[Opening RECORD EXTRACTS section]

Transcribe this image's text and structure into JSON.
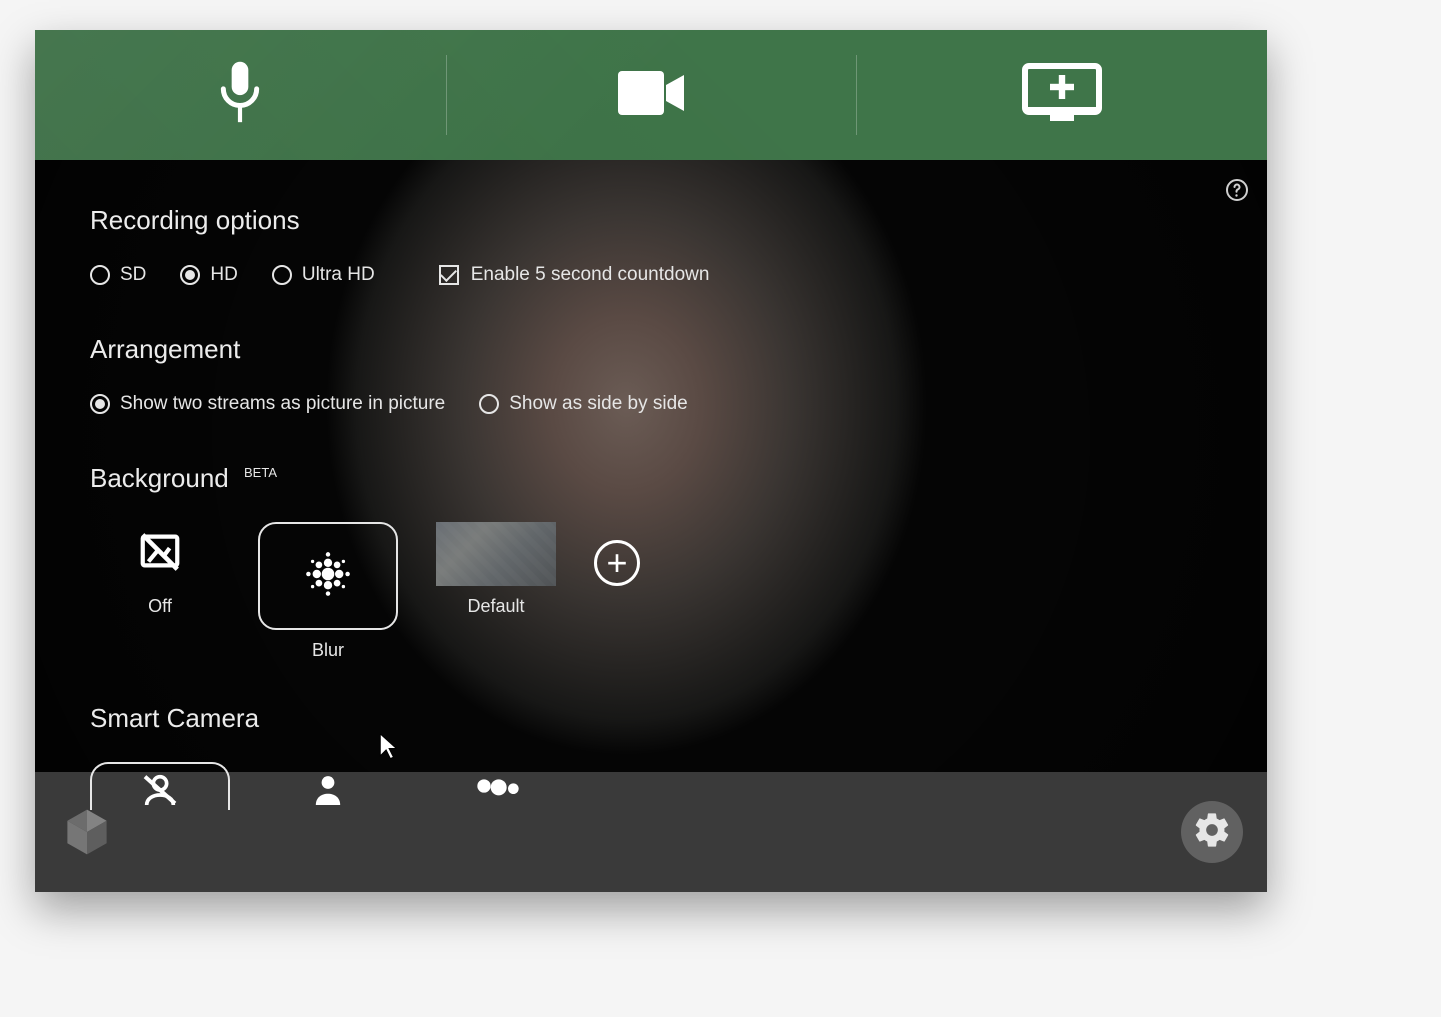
{
  "sections": {
    "recording_title": "Recording options",
    "arrangement_title": "Arrangement",
    "background_title": "Background",
    "background_badge": "BETA",
    "smartcamera_title": "Smart Camera"
  },
  "recording": {
    "quality": [
      {
        "value": "sd",
        "label": "SD",
        "selected": false
      },
      {
        "value": "hd",
        "label": "HD",
        "selected": true
      },
      {
        "value": "uhd",
        "label": "Ultra HD",
        "selected": false
      }
    ],
    "countdown": {
      "label": "Enable 5 second countdown",
      "checked": true
    }
  },
  "arrangement": {
    "options": [
      {
        "value": "pip",
        "label": "Show two streams as picture in picture",
        "selected": true
      },
      {
        "value": "side",
        "label": "Show as side by side",
        "selected": false
      }
    ]
  },
  "background": {
    "options": [
      {
        "value": "off",
        "label": "Off",
        "selected": false
      },
      {
        "value": "blur",
        "label": "Blur",
        "selected": true
      },
      {
        "value": "default",
        "label": "Default",
        "selected": false
      }
    ]
  },
  "colors": {
    "topbar": "#3f7549",
    "footer": "#3a3a3a"
  }
}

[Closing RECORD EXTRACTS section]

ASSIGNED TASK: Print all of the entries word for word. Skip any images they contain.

EXERCISE ANSWER:
Transcribe this image's text and structure into JSON.
{
  "sections": {
    "recording_title": "Recording options",
    "arrangement_title": "Arrangement",
    "background_title": "Background",
    "background_badge": "BETA",
    "smartcamera_title": "Smart Camera"
  },
  "recording": {
    "quality": [
      {
        "value": "sd",
        "label": "SD",
        "selected": false
      },
      {
        "value": "hd",
        "label": "HD",
        "selected": true
      },
      {
        "value": "uhd",
        "label": "Ultra HD",
        "selected": false
      }
    ],
    "countdown": {
      "label": "Enable 5 second countdown",
      "checked": true
    }
  },
  "arrangement": {
    "options": [
      {
        "value": "pip",
        "label": "Show two streams as picture in picture",
        "selected": true
      },
      {
        "value": "side",
        "label": "Show as side by side",
        "selected": false
      }
    ]
  },
  "background": {
    "options": [
      {
        "value": "off",
        "label": "Off",
        "selected": false
      },
      {
        "value": "blur",
        "label": "Blur",
        "selected": true
      },
      {
        "value": "default",
        "label": "Default",
        "selected": false
      }
    ]
  },
  "colors": {
    "topbar": "#3f7549",
    "footer": "#3a3a3a"
  }
}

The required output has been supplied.